If you haven’t been scared off by the legends and still want to explore a marsh, here are some good ideas as to how to do it and what to take.
The best ways to explore marshes are on foot, by canoe, or by snorkel.
If you are going by foot, get a tide timetable. Only go exploring at low tide, and leave in good time before the tide comes in.
People have died by being trapped by incoming tides, which cut them off from land. This is what happened to the cockle pickers at Morecambe Bay.
You may need:
- Tide timetable (print off from local authority website or ask in local shops)
- Long waders, high boots, sturdy sandals, or wet shoes
- A local OS map
- Mobile phone
- Waterproofs and swimwear underneath
- Plastic pocket to keep valuables safe.
Canoeing (or another flat-bottomed boat like a punt) is a great way to explore a marsh. Go at high tide, or you could get stuck on a sandbar.
Canoes have such a shallow draft that you can get right into places you could never reach otherwise. They are so quiet, you can get near the birds.
You may need:
- A canoe or punt.
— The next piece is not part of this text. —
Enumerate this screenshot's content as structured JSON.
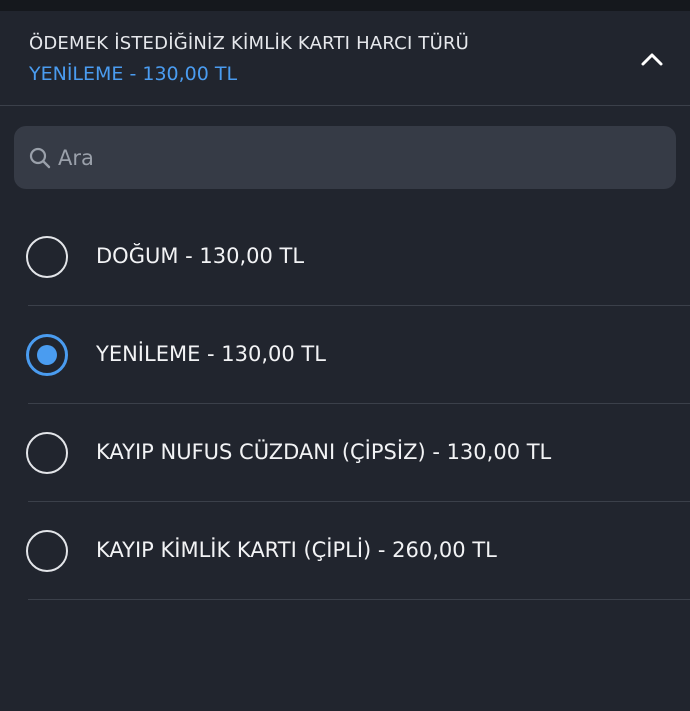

These can be hired or bought.
- A paddle
- Local OS map
- Water and snacks
- Life jacket
- Tide timetable
Swimming with a snorkel
Snorkeling is a really immersive experience if you are a strong swimmer. If you like seeing fish and underwater creatures, go snorkeling.
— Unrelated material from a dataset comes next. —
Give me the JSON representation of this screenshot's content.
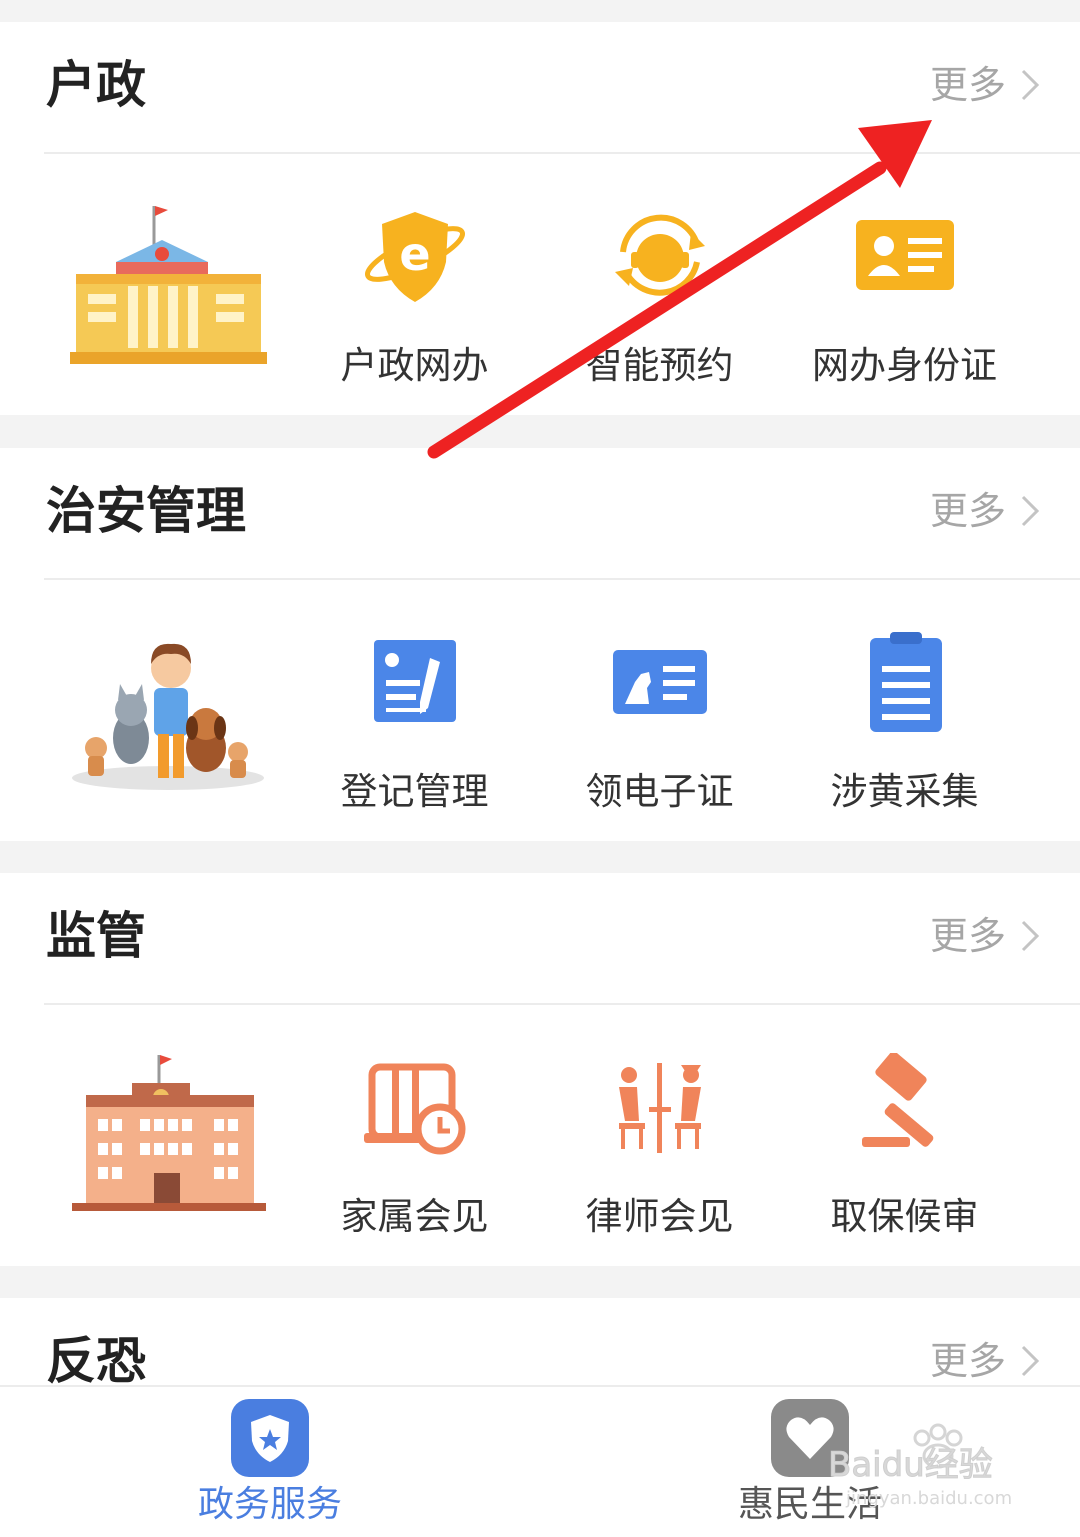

It doesn’t cost a lot to get a snorkel and goggles. Plus, it’s a good way to stay cool on a hot day.
If you are feeling competitive, try the Welsh Bog Snorkeling Championships. You can race others through a muddy bog.
You may need:
- Snorkel and goggles
- Wetsuit or drysuit if the water is cold
- Tow float; you can cling to this if you get tired or get cramps. Some have waterproof pockets to store valuables.
What Is A Marsh FAQs
How much wetland is there worldwide?
There are 7 to 9 million km2 (2.7 to 3.5 million m2) of wetlands worldwide. This equates to 4–6% of the Earth’s land surface.
Out of this total, 56% is located in tropical and subtropical regions, while 2.7 million km2 (1.04 million m2) are wetland areas in polar and boreal regions. Rice paddies account for the remaining 1.5 million km2 (0.58 million m2) of the total.
Do marshes contain salt or freshwater?
Marshes can be either saltwater or freshwater marshes, or a mixture of both. They can be tidal, containing sea water, or inland marshes, containing fresh water.
Can marshes help in the fight against climate change?
Marshes lock in carbon when in their natural wetland state. This means they can be used as carbon sinks. When they are dried out for agriculture or by climate change, they release carbon into the atmosphere. This is why it is important to keep wetlands wet.
What is bog snorkeling?
Bog snorkeling is an event held in Wales every year. Competitors swim through a ditch cut through a muddy bog, wearing snorkels.